What are Macaroons?
In digital security, Macaroons are a modern kind of bearer token, similar to cookies or access tokens used in web applications, but with a few significant distinctions that make them powerful and flexible. Macaroons, for instance, allow for verification without needing to access a centralized database.
Macaroons were developed by researchers at Google as a new form of authorization credential, providing an innovative way to handle permissions and rights within a system. They’re specially designed to handle the complex situations that arise in distributed systems, like those in the Lightning Network.
But how do they differ from traditional tokens? Macaroons offer a set of features that includes:
- Caveats: These are conditions or constraints that can be embedded into the macaroon. For instance, you could add a caveat that restricts usage to a specific time window or mandates the presence of certain identifying information.
- Delegation: Macaroons can be securely delegated, enabling the holder to pass on limited rights to others without contacting the issuing authority. This is useful in complex systems where a user might need to delegate some of their access rights to another user.
- Attenuation: The concept of attenuation allows the rights given by a macaroon to be narrowed or limited further. Once a macaroon is created, its permissions can only be reduced, not increased.
Today, Macaroons are widely used in Lightning Labs products. They form the basis of L402, used by Lightning Pool and Lightning Loop to authenticate users, alongside preimages obtained through Lightning Network payments.
How do They Work?
Macaroons work on a simple principle: they carry their restrictions with them. These restrictions, or caveats, define the conditions under which the macaroon is valid. This could be anything from time limits to the need for a particular signature.
When a server issues a macaroon, it begins with an identifier and a secret. The secret, known only to the server, creates a signature for the macaroon. Any additional caveats are appended to the macaroon and included in the updated signature.
Here’s where it gets really interesting. If clients want to delegate their permissions to another user, they can add caveats to the macaroon. However, they don’t need to know the original secret used to create the macaroon. Instead, they derive a new secret from the existing macaroon’s secret and update the signature. This way, the client can’t increase the permissions of the macaroon; they can only add more restrictions, a process known as attenuation.

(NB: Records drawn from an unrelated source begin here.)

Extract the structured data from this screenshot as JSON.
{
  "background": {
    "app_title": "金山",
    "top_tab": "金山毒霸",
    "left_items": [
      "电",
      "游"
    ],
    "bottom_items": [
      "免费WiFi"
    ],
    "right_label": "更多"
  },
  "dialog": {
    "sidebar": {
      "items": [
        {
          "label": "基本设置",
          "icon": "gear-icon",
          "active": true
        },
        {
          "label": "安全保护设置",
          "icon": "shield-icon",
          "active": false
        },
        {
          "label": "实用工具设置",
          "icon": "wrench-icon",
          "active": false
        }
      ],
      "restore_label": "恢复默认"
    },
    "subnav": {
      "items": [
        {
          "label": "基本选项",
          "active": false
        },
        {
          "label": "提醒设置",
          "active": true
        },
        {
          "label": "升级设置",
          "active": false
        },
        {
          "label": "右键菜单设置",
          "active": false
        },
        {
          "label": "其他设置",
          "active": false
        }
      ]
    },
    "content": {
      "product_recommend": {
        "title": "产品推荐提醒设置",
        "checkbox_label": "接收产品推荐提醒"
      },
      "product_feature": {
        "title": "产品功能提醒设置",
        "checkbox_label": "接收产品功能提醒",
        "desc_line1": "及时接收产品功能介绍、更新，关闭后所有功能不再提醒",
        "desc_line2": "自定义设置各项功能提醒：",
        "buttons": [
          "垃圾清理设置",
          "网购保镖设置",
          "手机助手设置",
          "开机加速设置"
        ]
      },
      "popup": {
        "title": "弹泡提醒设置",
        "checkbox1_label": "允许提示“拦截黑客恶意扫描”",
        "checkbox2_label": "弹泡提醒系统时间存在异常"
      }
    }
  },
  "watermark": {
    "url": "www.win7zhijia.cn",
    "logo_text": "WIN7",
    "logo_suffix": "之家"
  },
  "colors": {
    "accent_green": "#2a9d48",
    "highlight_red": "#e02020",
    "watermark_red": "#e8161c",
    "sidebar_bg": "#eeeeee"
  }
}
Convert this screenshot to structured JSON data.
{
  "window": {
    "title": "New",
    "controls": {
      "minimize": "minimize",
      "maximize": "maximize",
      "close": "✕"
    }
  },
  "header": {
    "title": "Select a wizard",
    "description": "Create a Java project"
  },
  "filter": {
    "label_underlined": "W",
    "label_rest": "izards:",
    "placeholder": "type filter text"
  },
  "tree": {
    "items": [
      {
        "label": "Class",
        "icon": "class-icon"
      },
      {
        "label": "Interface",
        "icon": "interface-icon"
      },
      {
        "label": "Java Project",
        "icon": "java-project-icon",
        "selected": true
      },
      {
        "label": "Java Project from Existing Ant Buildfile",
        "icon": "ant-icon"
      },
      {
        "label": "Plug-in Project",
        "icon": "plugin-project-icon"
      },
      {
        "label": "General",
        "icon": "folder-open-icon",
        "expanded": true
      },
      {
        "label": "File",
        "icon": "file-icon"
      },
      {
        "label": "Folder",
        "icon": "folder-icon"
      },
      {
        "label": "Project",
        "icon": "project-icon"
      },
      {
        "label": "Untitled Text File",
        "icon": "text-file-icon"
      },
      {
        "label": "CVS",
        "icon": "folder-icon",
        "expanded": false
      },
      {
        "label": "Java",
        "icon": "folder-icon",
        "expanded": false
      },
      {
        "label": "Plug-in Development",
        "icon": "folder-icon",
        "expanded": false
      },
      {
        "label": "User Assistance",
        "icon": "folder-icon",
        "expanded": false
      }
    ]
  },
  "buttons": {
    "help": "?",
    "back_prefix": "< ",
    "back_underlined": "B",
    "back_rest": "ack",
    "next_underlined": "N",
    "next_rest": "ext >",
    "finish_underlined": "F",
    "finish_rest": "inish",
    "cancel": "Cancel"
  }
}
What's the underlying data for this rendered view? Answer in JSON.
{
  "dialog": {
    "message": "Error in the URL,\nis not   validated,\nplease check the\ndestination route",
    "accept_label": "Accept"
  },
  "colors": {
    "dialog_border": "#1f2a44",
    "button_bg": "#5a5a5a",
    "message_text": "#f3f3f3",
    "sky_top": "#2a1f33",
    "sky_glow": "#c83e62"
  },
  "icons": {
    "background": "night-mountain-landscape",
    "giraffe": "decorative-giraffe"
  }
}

Third-party caveats can also be incorporated into Macaroons. These require interaction with a third party to obtain an additional secret to complete the Macaroon. A notable example is Lightning API Credentials (L402s), which enable the creation of Macaroons that are only complete upon the payment of an attached Lightning Network invoice.
Macaroons are extensively used by the Lightning Network Daemon (lnd) and Lightning Network command line interface (lncli). Upon startup, lnd checks if the admin.macaroon, readonly.macaroon, and invoice.macaroon files exist. If not, lnd updates its database with a new Macaroon ID and generates these three files, all sharing the same ID.

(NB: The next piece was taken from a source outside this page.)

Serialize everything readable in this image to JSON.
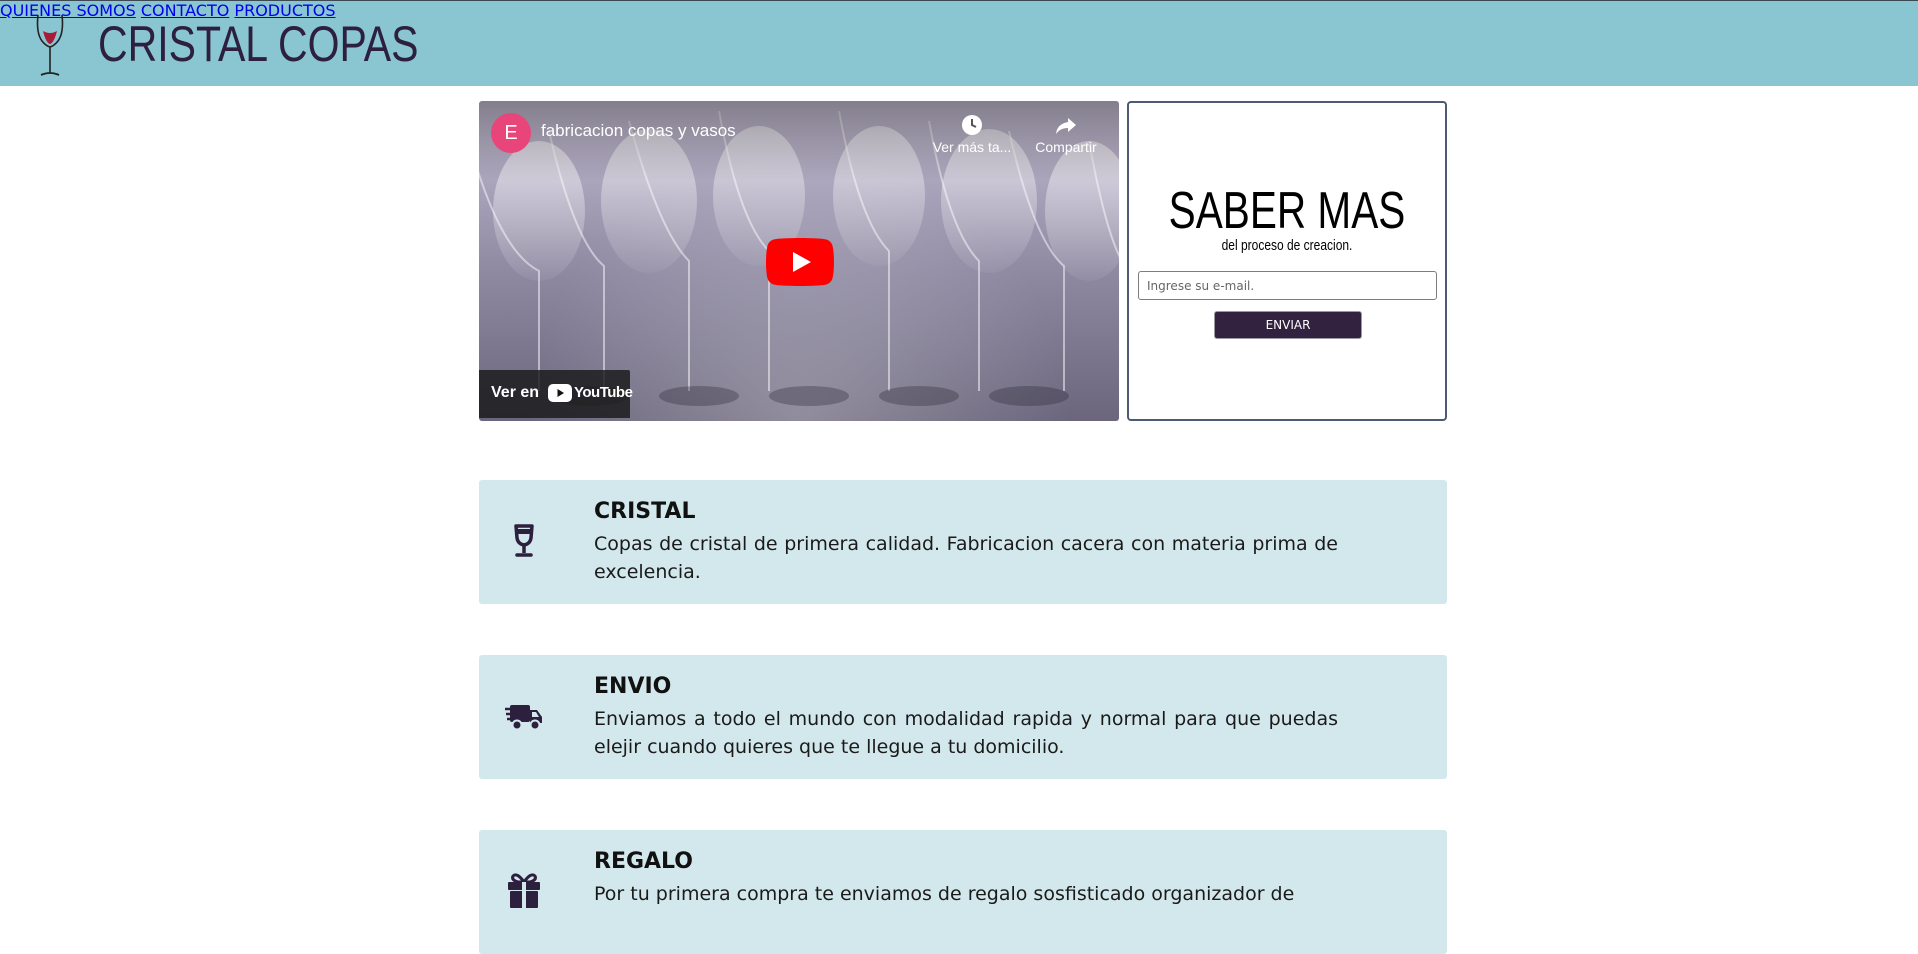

Different levels of access can be obtained with these Macaroons. The readonly.macaroon file includes a caveat restricting the caller from using only read-only methods, while the invoice.macaroon restricts the caller to using only invoice-related methods.
Further customization is available through lnd’s Macaroon bakery, accessible via gRPC and the command line. Users can bake their Macaroons with custom permissions if the default Macaroons (admin, invoice, and read-only) don’t suffice.

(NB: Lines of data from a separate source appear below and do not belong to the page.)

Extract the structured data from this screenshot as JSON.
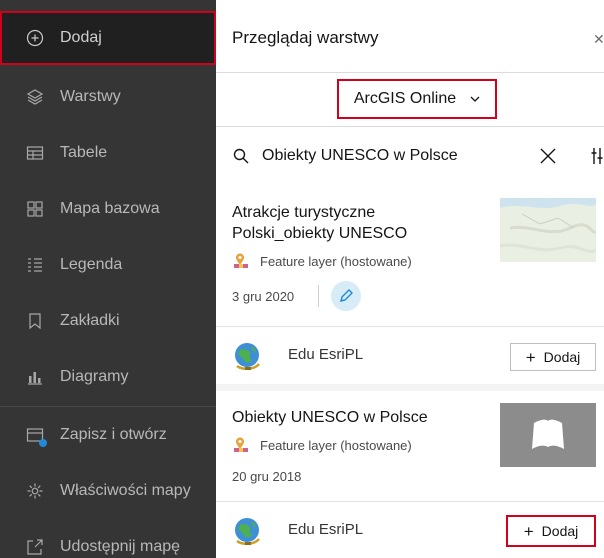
{
  "sidebar": {
    "items": [
      {
        "label": "Dodaj",
        "icon": "add-circle-icon",
        "active": true
      },
      {
        "label": "Warstwy",
        "icon": "layers-icon"
      },
      {
        "label": "Tabele",
        "icon": "table-icon"
      },
      {
        "label": "Mapa bazowa",
        "icon": "basemap-icon"
      },
      {
        "label": "Legenda",
        "icon": "legend-icon"
      },
      {
        "label": "Zakładki",
        "icon": "bookmark-icon"
      },
      {
        "label": "Diagramy",
        "icon": "chart-icon"
      },
      {
        "label": "Zapisz i otwórz",
        "icon": "save-icon"
      },
      {
        "label": "Właściwości mapy",
        "icon": "gear-icon"
      },
      {
        "label": "Udostępnij mapę",
        "icon": "share-icon"
      }
    ]
  },
  "panel": {
    "title": "Przeglądaj warstwy",
    "close_icon": "close-icon",
    "source": "ArcGIS Online",
    "search": {
      "value": "Obiekty UNESCO w Polsce",
      "placeholder": ""
    }
  },
  "results": [
    {
      "title_line1": "Atrakcje turystyczne",
      "title_line2": "Polski_obiekty UNESCO",
      "type": "Feature layer (hostowane)",
      "date": "3 gru 2020",
      "owner": "Edu EsriPL",
      "add_label": "Dodaj"
    },
    {
      "title_line1": "Obiekty UNESCO w Polsce",
      "type": "Feature layer (hostowane)",
      "date": "20 gru 2018",
      "owner": "Edu EsriPL",
      "add_label": "Dodaj"
    }
  ],
  "colors": {
    "sidebar_bg": "#353535",
    "highlight": "#d0021b",
    "accent_blue": "#1f8bd8"
  }
}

Macaroons offer an innovative and secure authentication solution for distributed systems like Bitcoin and the Lightning Network. Their ability to carry their permissions and be amended with user-defined restrictions empowers users and aligns with the principles of decentralization. Macaroons may seem simple and sweet, but they offer a rich and complex flavor once you dig in.
Accessing Your Voltage Node’s Macaroons
If you need to access your voltage node’s macaroons, you can find them in the “Connect” menu in the node dashboard. You can find additional information in our documentation.